As noted, Gwacham hasn't had a lot of production on defense so the fact he also has no missed tackles is rendered unimpressive.
In college, he once again impressed with his effort in pursuit. He makes a nice touchdown-saving tackle on Christian McCaffrey here, in a situation where many defensive ends would have given up on the play:
Gwacham had one forced fumble as a rookie.
Oregon State would often run firezone blitzes and Gwacham looked relatively comfortable dropping into coverage, although he perhaps lacks natural instincts in terms of positional sense and overpursued badly after giving up a completion on one play.
He has batted two passes down at the line in preseason action and was unsuccessfully targeted having dropped into coverage once.
Gwacham has shown some promise as a special teamer, contributing on several different units and racking up four special teams tackles in nine games as a rookie, along with two more in preseason action.
Gwacham was considered raw in terms of his hand placement techniques and his gameplan as a pass rusher, which is hardly surprising having only moved to defensive end a few years ago.

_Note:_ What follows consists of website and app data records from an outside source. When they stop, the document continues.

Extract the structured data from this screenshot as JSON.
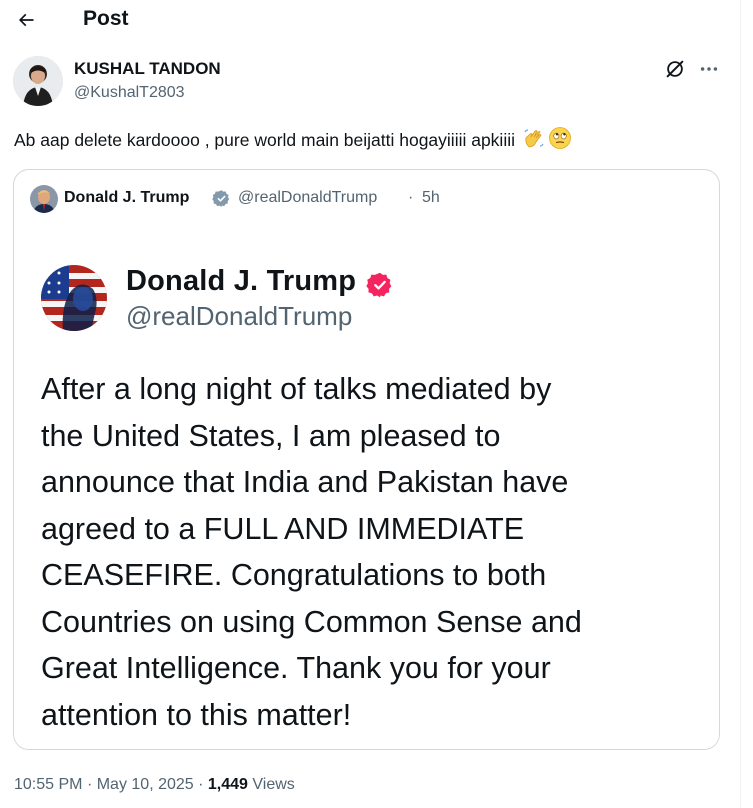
{
  "header": {
    "title": "Post",
    "back_icon": "arrow-left-icon"
  },
  "author": {
    "name": "KUSHAL TANDON",
    "handle": "@KushalT2803"
  },
  "post": {
    "text": "Ab aap delete kardoooo , pure world main beijatti hogayiiiii apkiiii",
    "emojis": [
      "waving-hand-emoji",
      "eye-roll-emoji"
    ]
  },
  "quote": {
    "name": "Donald J. Trump",
    "handle": "@realDonaldTrump",
    "separator": "·",
    "time": "5h",
    "image": {
      "name": "Donald J. Trump",
      "handle": "@realDonaldTrump",
      "body_lines": [
        "After a long night of talks mediated by",
        "the United States, I am pleased to",
        "announce that India and Pakistan have",
        "agreed to a FULL AND IMMEDIATE",
        "CEASEFIRE. Congratulations to both",
        "Countries on using Common Sense and",
        "Great Intelligence. Thank you for your",
        "attention to this matter!"
      ]
    }
  },
  "meta": {
    "time": "10:55 PM",
    "sep1": "·",
    "date": "May 10, 2025",
    "sep2": "·",
    "views_count": "1,449",
    "views_label": "Views"
  },
  "colors": {
    "text_primary": "#0f1419",
    "text_secondary": "#536471",
    "border": "#cfd9de",
    "verified_blue": "#829aab",
    "verified_pink": "#f4245e"
  }
}
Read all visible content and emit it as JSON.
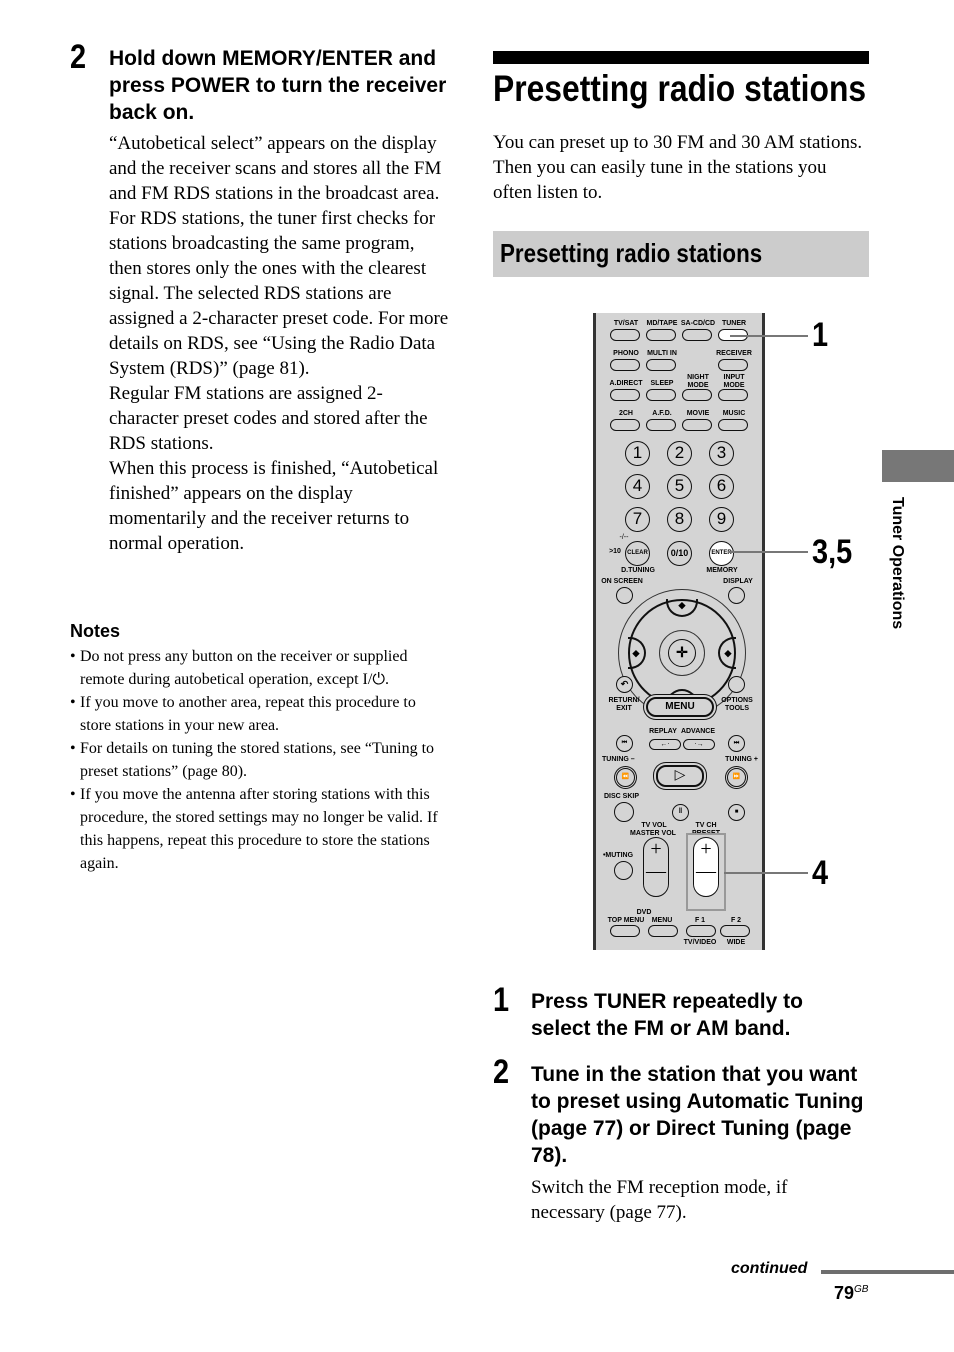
{
  "left": {
    "step": {
      "number": "2",
      "heading": "Hold down MEMORY/ENTER and press POWER to turn the receiver back on."
    },
    "paragraphs": [
      "“Autobetical select” appears on the display and the receiver scans and stores all the FM and FM RDS stations in the broadcast area.",
      "For RDS stations, the tuner first checks for stations broadcasting the same program, then stores only the ones with the clearest signal. The selected RDS stations are assigned a 2-character preset code. For more details on RDS, see “Using the Radio Data System (RDS)” (page 81).",
      "Regular FM stations are assigned 2-character preset codes and stored after the RDS stations.",
      "When this process is finished, “Autobetical finished” appears on the display momentarily and the receiver returns to normal operation."
    ],
    "notes": {
      "title": "Notes",
      "items": [
        "Do not press any button on the receiver or supplied remote during autobetical operation, except I/⏻.",
        "If you move to another area, repeat this procedure to store stations in your new area.",
        "For details on tuning the stored stations, see “Tuning to preset stations” (page 80).",
        "If you move the antenna after storing stations with this procedure, the stored settings may no longer be valid. If this happens, repeat this procedure to store the stations again."
      ]
    }
  },
  "right": {
    "title": "Presetting radio stations",
    "intro": "You can preset up to 30 FM and 30 AM stations. Then you can easily tune in the stations you often listen to.",
    "subtitle": "Presetting radio stations",
    "callouts": [
      "1",
      "3,5",
      "4"
    ],
    "steps": [
      {
        "number": "1",
        "heading": "Press TUNER repeatedly to select the FM or AM band.",
        "body": ""
      },
      {
        "number": "2",
        "heading": "Tune in the station that you want to preset using Automatic Tuning (page 77) or Direct Tuning (page 78).",
        "body": "Switch the FM reception mode, if necessary (page 77)."
      }
    ]
  },
  "remote": {
    "row1": [
      "TV/SAT",
      "MD/TAPE",
      "SA-CD/CD",
      "TUNER"
    ],
    "row2": [
      "PHONO",
      "MULTI IN",
      "RECEIVER"
    ],
    "row3": [
      "A.DIRECT",
      "SLEEP",
      "NIGHT MODE",
      "INPUT MODE"
    ],
    "row4": [
      "2CH",
      "A.F.D.",
      "MOVIE",
      "MUSIC"
    ],
    "numbers": [
      "1",
      "2",
      "3",
      "4",
      "5",
      "6",
      "7",
      "8",
      "9"
    ],
    "dash": "-/--",
    "gt10": ">10",
    "clear": "CLEAR",
    "zero": "0/10",
    "enter": "ENTER",
    "d_tuning": "D.TUNING",
    "memory": "MEMORY",
    "on_screen": "ON SCREEN",
    "display": "DISPLAY",
    "return_exit": "RETURN/ EXIT",
    "menu": "MENU",
    "options_tools": "OPTIONS TOOLS",
    "replay": "REPLAY",
    "advance": "ADVANCE",
    "tuning_minus": "TUNING –",
    "tuning_plus": "TUNING +",
    "disc_skip": "DISC SKIP",
    "tv_vol": "TV VOL",
    "master_vol": "MASTER VOL",
    "tv_ch": "TV CH",
    "preset": "PRESET",
    "muting": "•MUTING",
    "dvd": "DVD",
    "top_menu": "TOP MENU",
    "dvd_menu": "MENU",
    "f1": "F 1",
    "f2": "F 2",
    "tv_video": "TV/VIDEO",
    "wide": "WIDE"
  },
  "side_tab": "Tuner Operations",
  "footer": {
    "continued": "continued",
    "page": "79",
    "page_suffix": "GB"
  }
}
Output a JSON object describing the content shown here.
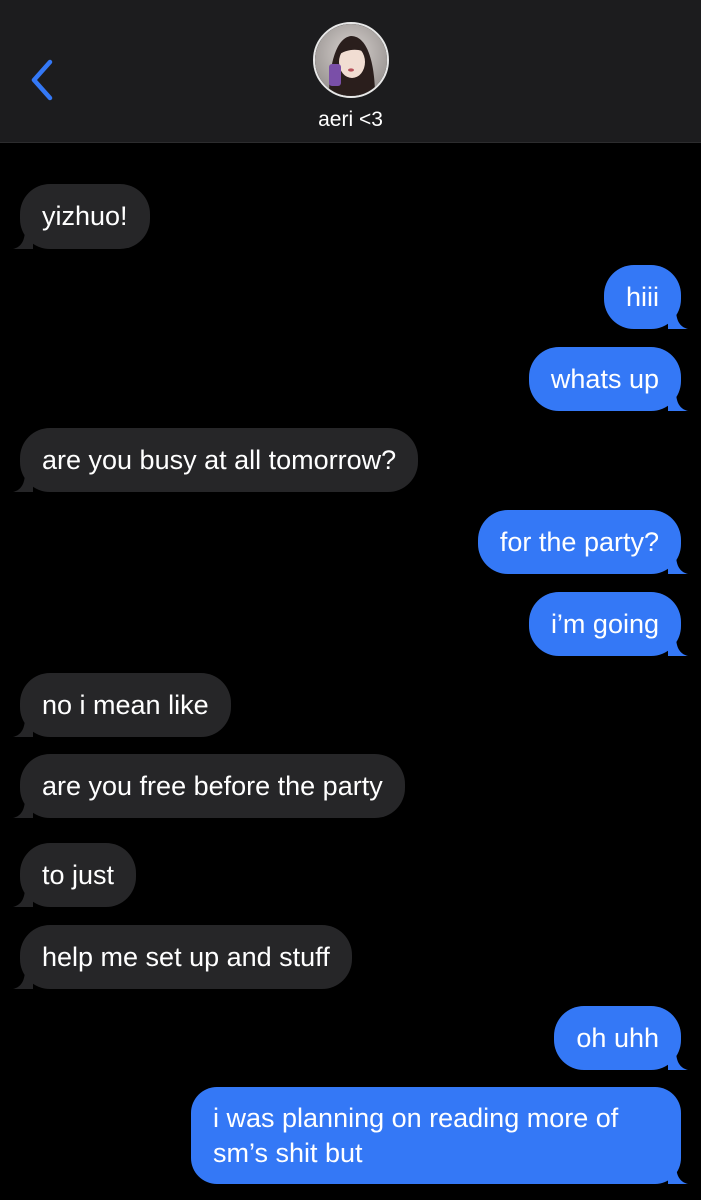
{
  "header": {
    "back_icon": "chevron-left-icon",
    "contact_name": "aeri <3",
    "accent_color": "#3478f6"
  },
  "messages": [
    {
      "direction": "incoming",
      "text": "yizhuo!"
    },
    {
      "direction": "outgoing",
      "text": "hiii"
    },
    {
      "direction": "outgoing",
      "text": "whats up"
    },
    {
      "direction": "incoming",
      "text": "are you busy at all tomorrow?"
    },
    {
      "direction": "outgoing",
      "text": "for the party?"
    },
    {
      "direction": "outgoing",
      "text": "i’m going"
    },
    {
      "direction": "incoming",
      "text": "no i mean like"
    },
    {
      "direction": "incoming",
      "text": "are you free before the party"
    },
    {
      "direction": "incoming",
      "text": "to just"
    },
    {
      "direction": "incoming",
      "text": "help me set up and stuff"
    },
    {
      "direction": "outgoing",
      "text": "oh uhh"
    },
    {
      "direction": "outgoing",
      "text": "i was planning on reading more of sm’s shit but"
    }
  ],
  "colors": {
    "incoming_bubble": "#262628",
    "outgoing_bubble": "#3478f6",
    "background": "#000000",
    "header_background": "#1c1c1e"
  }
}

He was a three-time all-academic selection in the PAC-12.
Gwacham is described as having exceptional character and was praised for how he approached the position change in college. He seems to be a fun-loving and laid back guy who is a popular teammate.
With many Saints fans hoping he would build on his promising rookie year, Gwacham missed virtually the whole 2016 season with a severely sprained ankle. However, he had been a healthy scratch to start the season, so it wouldn't be accurate to say that robbed him of a definite chance to start contributing more.
Gwacham likely fills the role vacated by the injured Dylan Donahue. He's a limited player who primarily would be employed as a situational pass rusher.
Gwacham had some nice production with the Saints in 2015 and who knows how he would have performed had he been given more chances to contribute since then. Perhaps he will be able to make contributions right off the bat as David Bass has been able to.
He's likely still somewhat raw and a little one-dimensional, but the Jets will be benefiting from the fact that he'll have already been working on those parts of his game that need refinement. They have room for him and it will be interesting to see how he responds, given the opportunity to get some snaps.
This move complements the Ed Stinson signing nicely because both of them can play on the edge but Stinson's strength is against the run, whereas Gwacham has more to offer as a pass rusher. Hopefully, the pair of them will replenish the front seven depth adequately in the short term.